From our President: Spreading the good news

April 02, 2019

The word of God continued to spread; the number of the disciples increased greatly in Jerusalem, and a great many of the priests became obedient to the faith.

— Acts 6:7

Spreading the good news lies at the heart of what it means to follow Jesus. Evangelism is the core of church vitality and growth. At the Board of Pensions, we serve in supporting, strengthening, and sustaining the ministry and mission of the Presbyterian Church (U.S.A.).

As we’ve listened to our denominational partners, we’ve heard concerns about ministers who are organizing new congregations but who aren’t receiving benefits through the Board and don’t have access to our programs and assistance. Presbyteries employ the minister while these fledgling communities begin the journey toward full chartered status.

The Board is helping presbyteries support the evangelism of new ministries and the cultivation of new churches. Our vision is for all ministers to be fully covered through the Benefits Plan.

Last month, our Board of Directors approved an initiative with such support in mind. We will provide 30 grants to presbyteries that employ organizing pastors and evangelists (church job code 301) when they enroll these ministers in Pastor’s Participation. The grants are renewable annually, for up to five years, and can cover the full cost of benefits.

This new grant is just another benefits dues incentive to facilitate different solutions in different contexts of ministry — to help build leadership for the future of the Church. Last year, we introduced Pathways to Renewal, a dues incentive initiative for small congregations and emerging ministries. So far, 23 new calls have been approved through this initiative, which is helping renew and revitalize existing congregations.

Pastoral leadership is essential to the vitality of the Church.
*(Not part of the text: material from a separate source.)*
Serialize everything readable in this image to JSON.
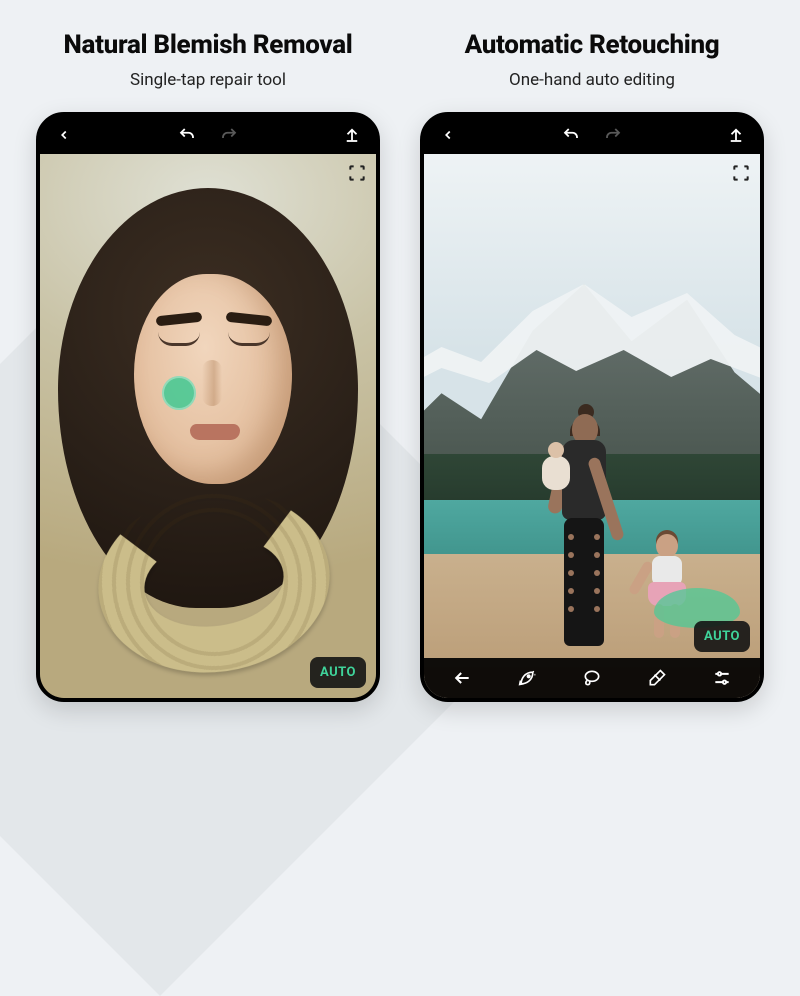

Here at the Board, we’re committed to working throughout the denomination to promote and sustain new ministries so that we might build up the body of Christ in the 21st century.

Grace and peace,

The Reverend Frank Clark Spencer